▶ [Aim of the exercise]:
Only a number is expected: how many lines in the data below contain the word "weekday".

▶ [Material provided]:
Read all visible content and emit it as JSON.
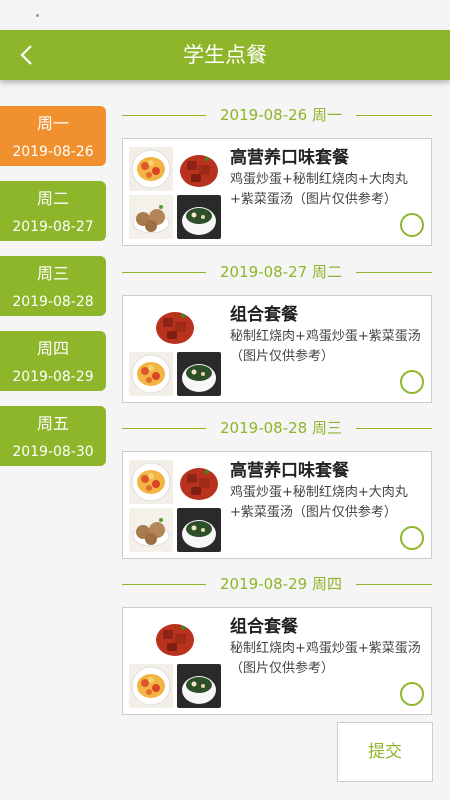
{
  "header": {
    "title": "学生点餐"
  },
  "days": [
    {
      "weekday": "周一",
      "date": "2019-08-26"
    },
    {
      "weekday": "周二",
      "date": "2019-08-27"
    },
    {
      "weekday": "周三",
      "date": "2019-08-28"
    },
    {
      "weekday": "周四",
      "date": "2019-08-29"
    },
    {
      "weekday": "周五",
      "date": "2019-08-30"
    }
  ],
  "selected_day": "周一",
  "sections": [
    {
      "heading": "2019-08-26 周一",
      "meal_name": "高营养口味套餐",
      "meal_desc": "鸡蛋炒蛋+秘制红烧肉+大肉丸+紫菜蛋汤（图片仅供参考）",
      "checked": false
    },
    {
      "heading": "2019-08-27 周二",
      "meal_name": "组合套餐",
      "meal_desc": "秘制红烧肉+鸡蛋炒蛋+紫菜蛋汤（图片仅供参考）",
      "checked": false
    },
    {
      "heading": "2019-08-28 周三",
      "meal_name": "高营养口味套餐",
      "meal_desc": "鸡蛋炒蛋+秘制红烧肉+大肉丸+紫菜蛋汤（图片仅供参考）",
      "checked": false
    },
    {
      "heading": "2019-08-29 周四",
      "meal_name": "组合套餐",
      "meal_desc": "秘制红烧肉+鸡蛋炒蛋+紫菜蛋汤（图片仅供参考）",
      "checked": false
    }
  ],
  "submit_label": "提交",
  "colors": {
    "primary_green": "#8db62a",
    "active_orange": "#f0902f"
  },
  "icons": {
    "back": "chevron-left-icon",
    "select": "radio-circle-icon"
  }
}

▶ [Exercise solution]:
5